Required action:
Every line of the material below that holds the string "name" should be copied.
§
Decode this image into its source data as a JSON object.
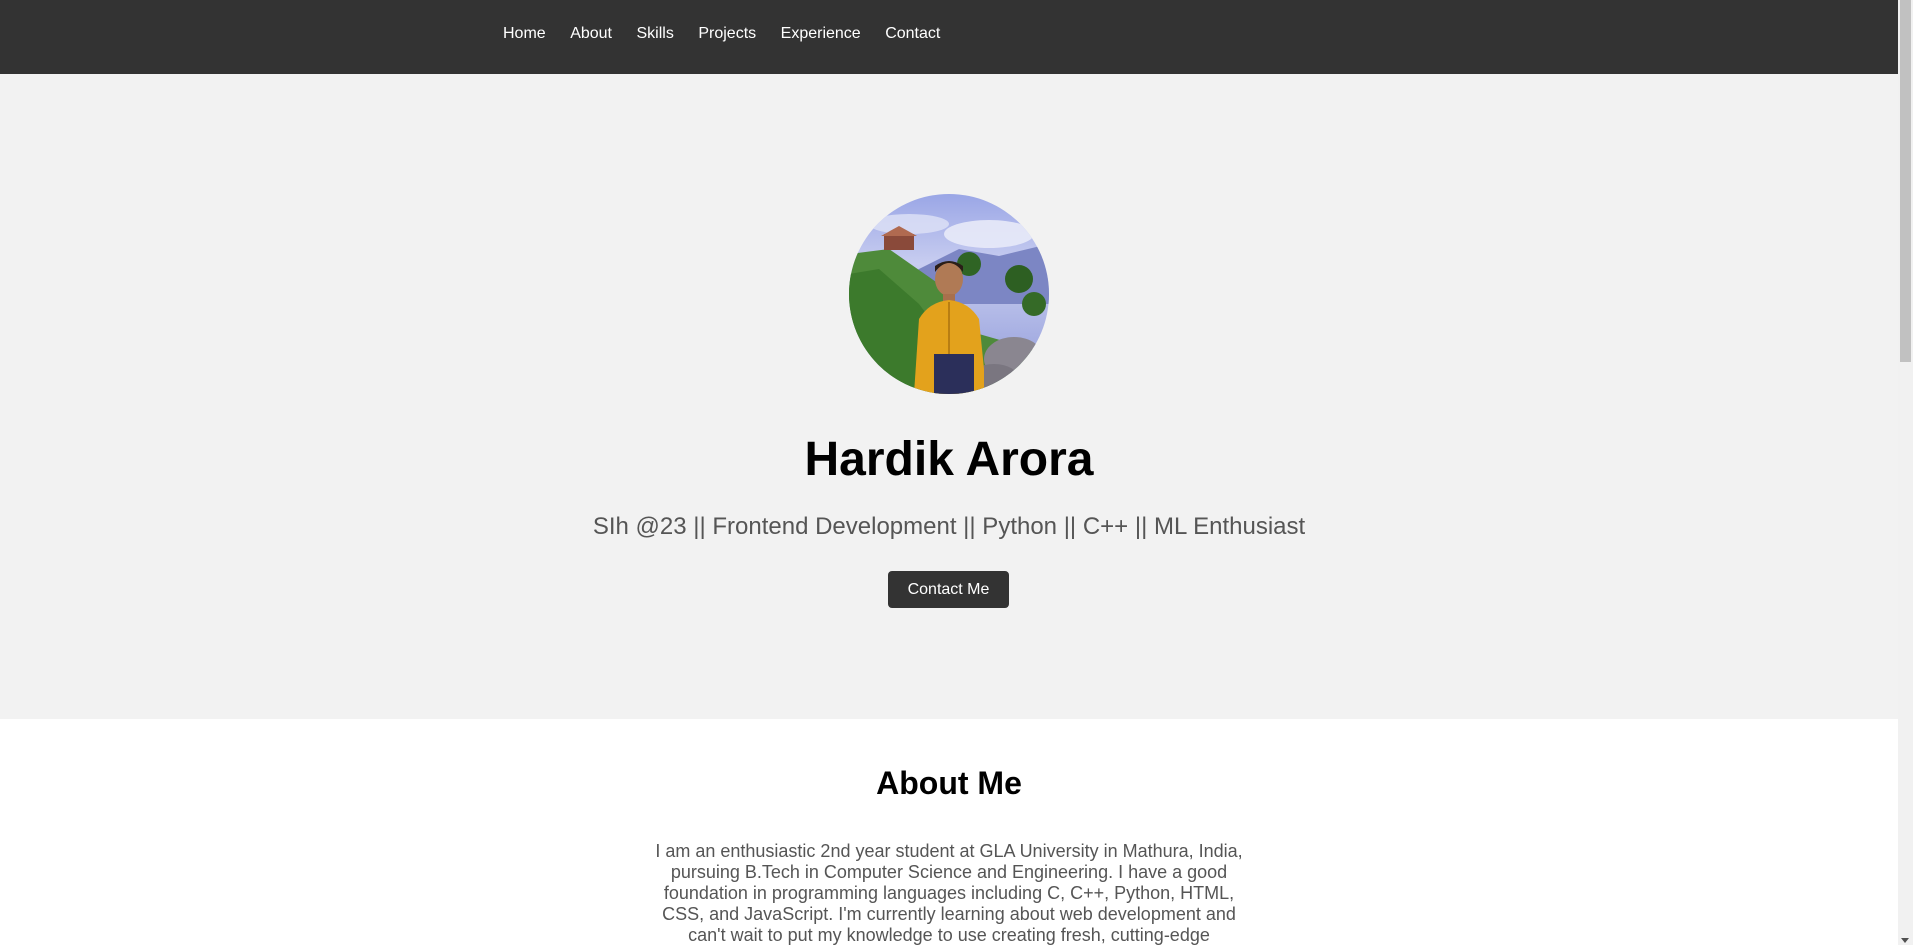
{
  "nav": {
    "items": [
      {
        "label": "Home"
      },
      {
        "label": "About"
      },
      {
        "label": "Skills"
      },
      {
        "label": "Projects"
      },
      {
        "label": "Experience"
      },
      {
        "label": "Contact"
      }
    ]
  },
  "hero": {
    "name": "Hardik Arora",
    "tagline": "SIh @23 || Frontend Development || Python || C++ || ML Enthusiast",
    "contact_button": "Contact Me",
    "avatar_icon": "profile-photo"
  },
  "about": {
    "title": "About Me",
    "text": "I am an enthusiastic 2nd year student at GLA University in Mathura, India, pursuing B.Tech in Computer Science and Engineering. I have a good foundation in programming languages including C, C++, Python, HTML, CSS, and JavaScript. I'm currently learning about web development and can't wait to put my knowledge to use creating fresh, cutting-edge"
  },
  "colors": {
    "nav_bg": "#333333",
    "hero_bg": "#f2f2f2",
    "button_bg": "#333333",
    "text_muted": "#555555"
  }
}
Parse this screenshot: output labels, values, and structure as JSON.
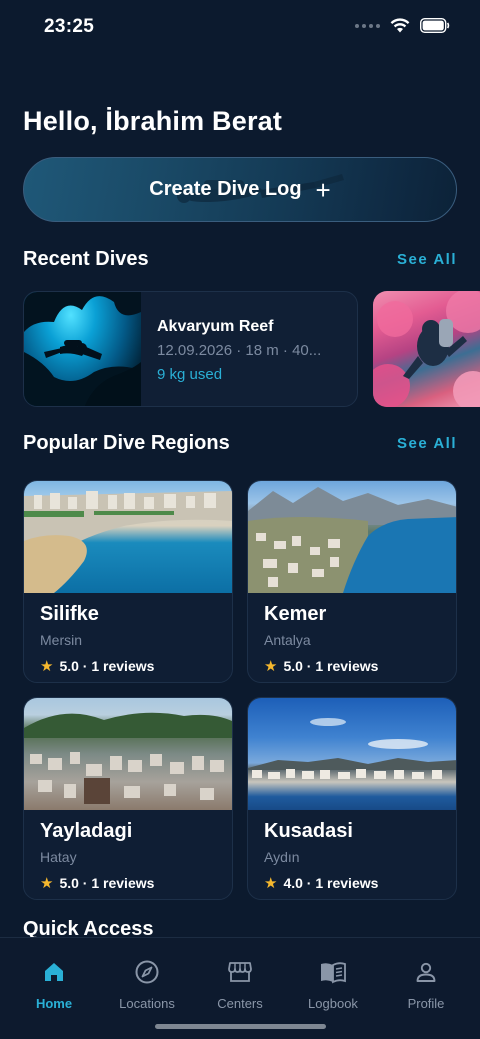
{
  "status_bar": {
    "time": "23:25"
  },
  "greeting": "Hello, İbrahim Berat",
  "create_button": {
    "label": "Create Dive Log",
    "plus": "+"
  },
  "recent_dives": {
    "title": "Recent Dives",
    "see_all": "See All",
    "items": [
      {
        "name": "Akvaryum Reef",
        "meta": "12.09.2026 · 18 m · 40...",
        "weight": "9 kg used"
      }
    ]
  },
  "popular_regions": {
    "title": "Popular Dive Regions",
    "see_all": "See All",
    "items": [
      {
        "name": "Silifke",
        "location": "Mersin",
        "rating": "5.0 · 1 reviews"
      },
      {
        "name": "Kemer",
        "location": "Antalya",
        "rating": "5.0 · 1 reviews"
      },
      {
        "name": "Yayladagi",
        "location": "Hatay",
        "rating": "5.0 · 1 reviews"
      },
      {
        "name": "Kusadasi",
        "location": "Aydın",
        "rating": "4.0 · 1 reviews"
      }
    ]
  },
  "quick_access": {
    "title": "Quick Access"
  },
  "tabs": [
    {
      "label": "Home",
      "icon": "home-icon",
      "active": true
    },
    {
      "label": "Locations",
      "icon": "compass-icon",
      "active": false
    },
    {
      "label": "Centers",
      "icon": "store-icon",
      "active": false
    },
    {
      "label": "Logbook",
      "icon": "book-icon",
      "active": false
    },
    {
      "label": "Profile",
      "icon": "person-icon",
      "active": false
    }
  ],
  "colors": {
    "background": "#0c1a2e",
    "accent": "#2ab0d6",
    "muted": "#7c8aa0",
    "star": "#f5b82e"
  }
}
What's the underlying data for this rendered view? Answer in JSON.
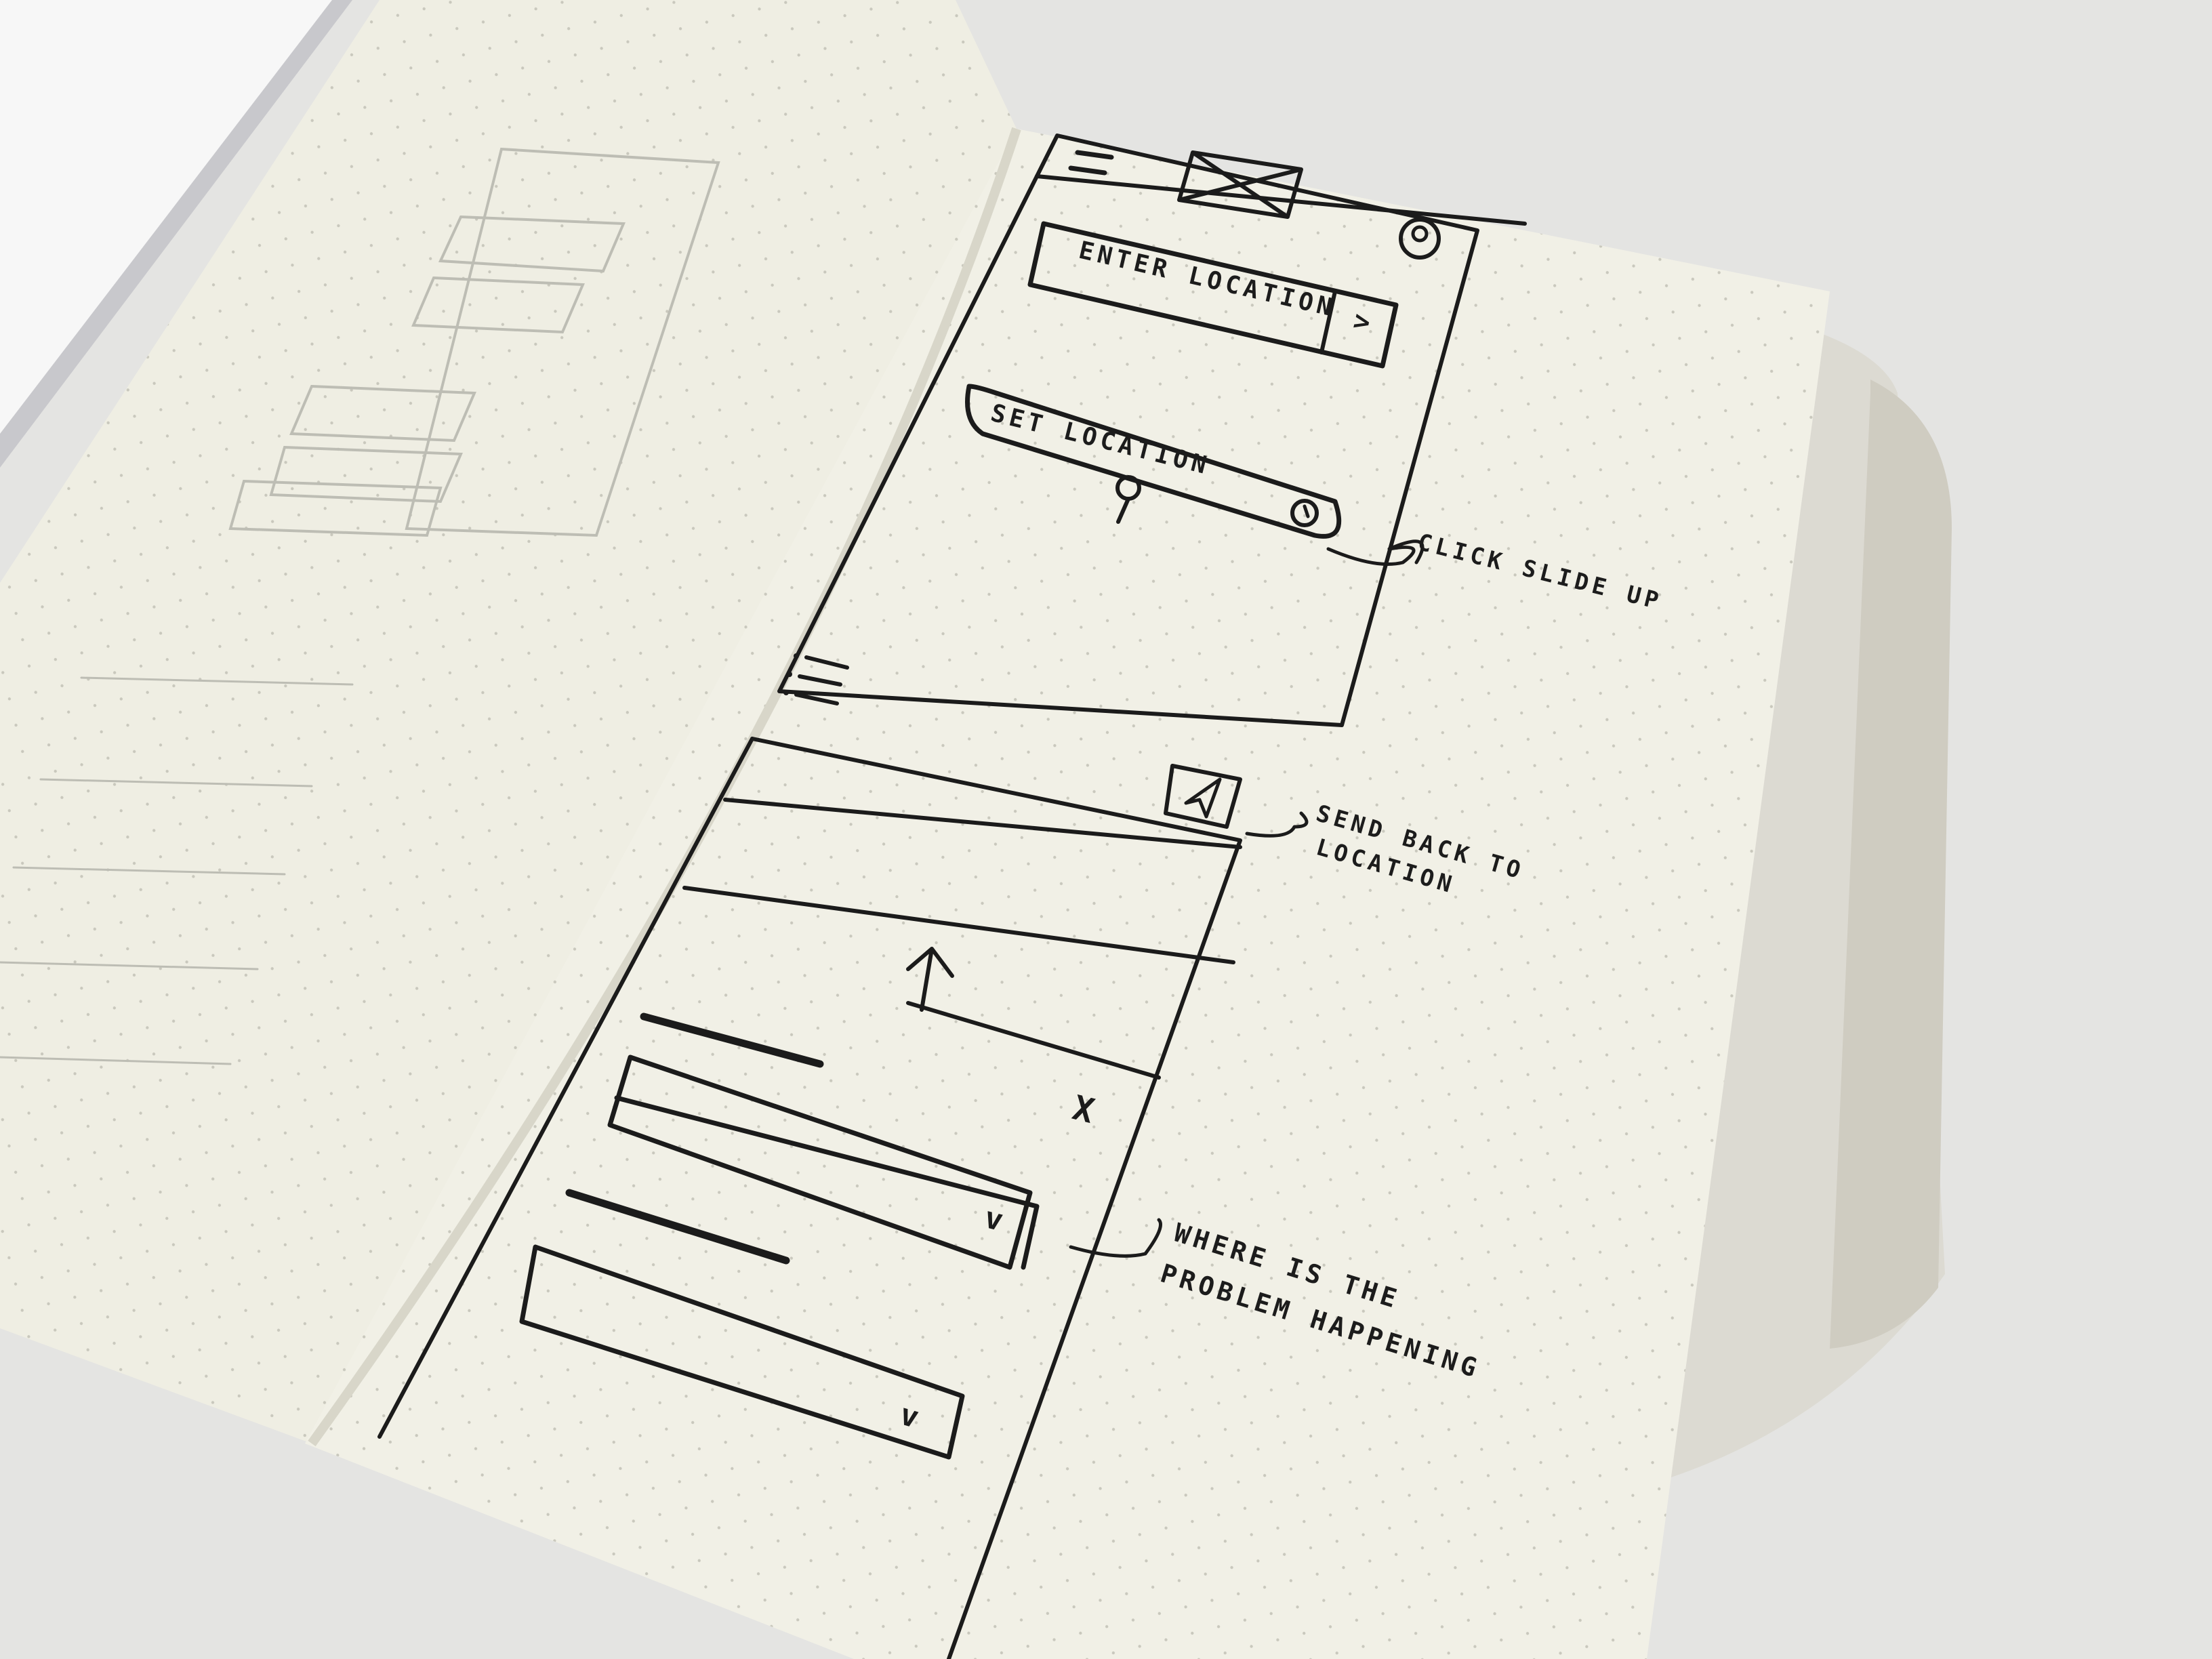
{
  "phone_sketch": {
    "search_placeholder": "ENTER LOCATION",
    "search_go": ">",
    "set_location_label": "SET LOCATION",
    "list_close": "X",
    "dropdown_1_chevron": "v",
    "dropdown_2_chevron": "v"
  },
  "annotations": {
    "click_slide_up": "CLICK SLIDE UP",
    "send_back_line1": "SEND BACK TO",
    "send_back_line2": "LOCATION",
    "where_line1": "WHERE IS THE",
    "where_line2": "PROBLEM HAPPENING"
  },
  "icons": [
    "hamburger-menu-icon",
    "logo-placeholder-icon",
    "user-avatar-icon",
    "map-pin-icon",
    "locate-icon",
    "list-icon",
    "navigation-arrow-icon",
    "up-arrow-icon"
  ],
  "colors": {
    "paper": "#efeee3",
    "ink": "#1b1b1b",
    "table": "#e4e4e2"
  }
}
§
Written response:
    "name": "Hardik Arora",
        "name": "Akvaryum Reef",
        "name": "Silifke",
        "name": "Kemer",
        "name": "Yayladagi",
        "name": "Kusadasi",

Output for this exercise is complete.